volume 18; issue1; 2009
9.Eunicee E Lee.et.al Western journal of nursing research; 2008; volume 13; issue8; pages
960-974.
10.Wellen siek.N.Moodley M; Internal journal gynecological cancer. 2002 July-August;
11.Twinn S et.al cancer nursing ; 2002 October; volume 25; issue 5; pages 377-384.
12.Lee M C ; cancer nursing ;2000 June ; volume 23; Issue 3; pages 168-175
13.Kim K YUSS. et.al; cancer nursing; 1999 August; volume 22; issue 4; pages 297-302.
14.Tota.j,Franco EL; Western Health(lond engl);2009 November; Volume 5;Issue 6; Pages
613-616.
15.AnneKathryn Goodman, MD.et.al; Br.Med.J(clin.Res ed)1986;293;569;January 2008
16.Sankaranarayanan.R.et.al;Bulletin World Health Organization; 2007 April; Volume
85;Issue 4;Pages 264-272.
17.Lynne Gaffikin,The New England Journal of Medicine. Volume 17, 2005;Pages 2158-
17
18.Z Philips .et.al;International journal of Gynecological cancer 2009 volume;15, issue:4,
pages-639 to 649
19.Insinga.R.P,et.al;American Journal Of Obstetrics and Gynaecology;July-2004;Volume
191;Issue 1;Pages-1799-1804.
20.Taylor.V.M,et.al;Cancer Epidemeology Biomarkers; 1999 June ;Volume 8;Issue 6;Pages
541-546.
21.Hodge.F.S, Knowledge and attitude behavior among Indian American

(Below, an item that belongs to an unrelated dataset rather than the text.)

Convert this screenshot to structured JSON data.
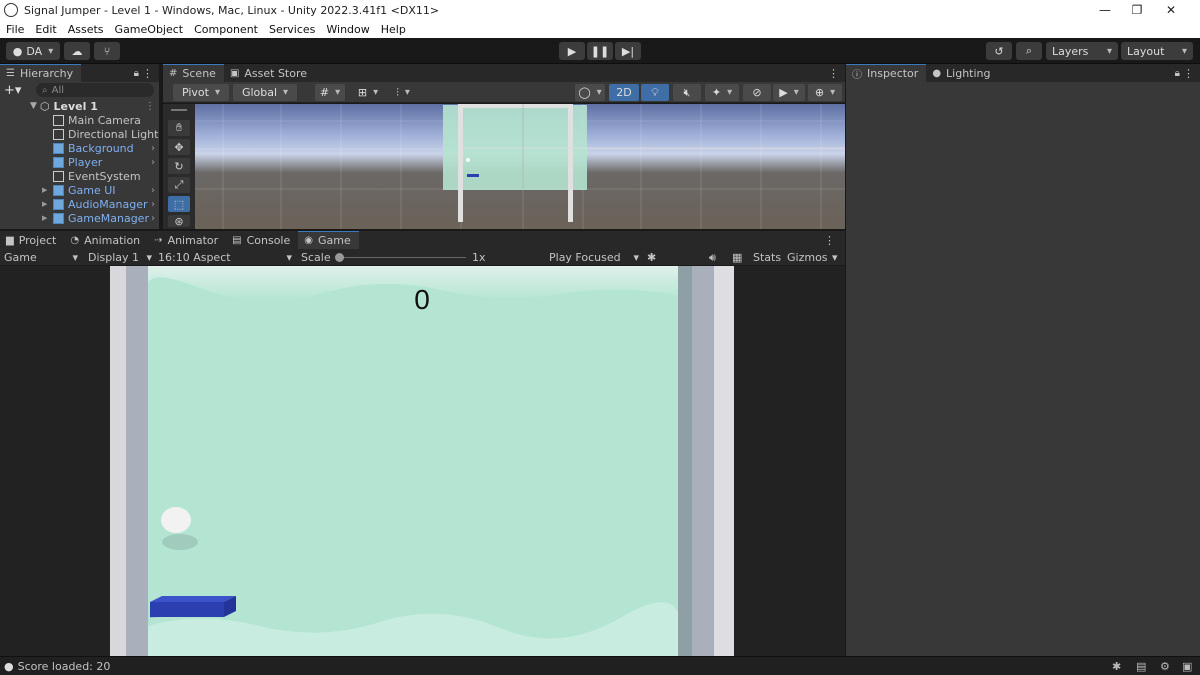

Women1998;Volume 83;No;8;Pages 1799-1804.
22.www.pubmed.com
18